• **What is required**
Give the records back exactly as written, but without the images.

==== The input

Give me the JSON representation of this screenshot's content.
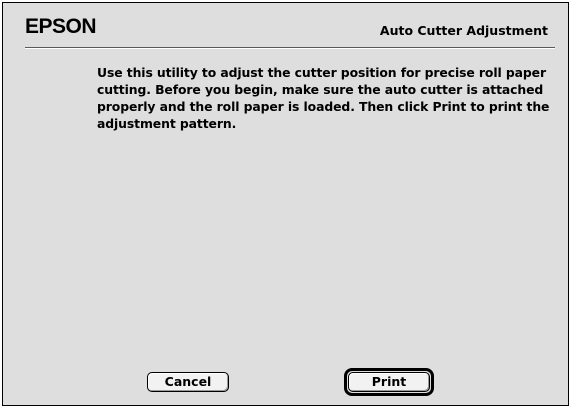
{
  "header": {
    "brand": "EPSON",
    "title": "Auto Cutter Adjustment"
  },
  "main": {
    "instructions": "Use this utility to adjust the cutter position for precise roll paper cutting. Before you begin, make sure the auto cutter is attached properly and the roll paper is loaded. Then click Print to print the adjustment pattern."
  },
  "buttons": {
    "cancel_label": "Cancel",
    "print_label": "Print"
  }
}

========

• **Answer for the task**
Give me the JSON representation of this screenshot's content.
{
  "header": {
    "brand": "EPSON",
    "title": "Auto Cutter Adjustment"
  },
  "main": {
    "instructions": "Use this utility to adjust the cutter position for precise roll paper cutting. Before you begin, make sure the auto cutter is attached properly and the roll paper is loaded. Then click Print to print the adjustment pattern."
  },
  "buttons": {
    "cancel_label": "Cancel",
    "print_label": "Print"
  }
}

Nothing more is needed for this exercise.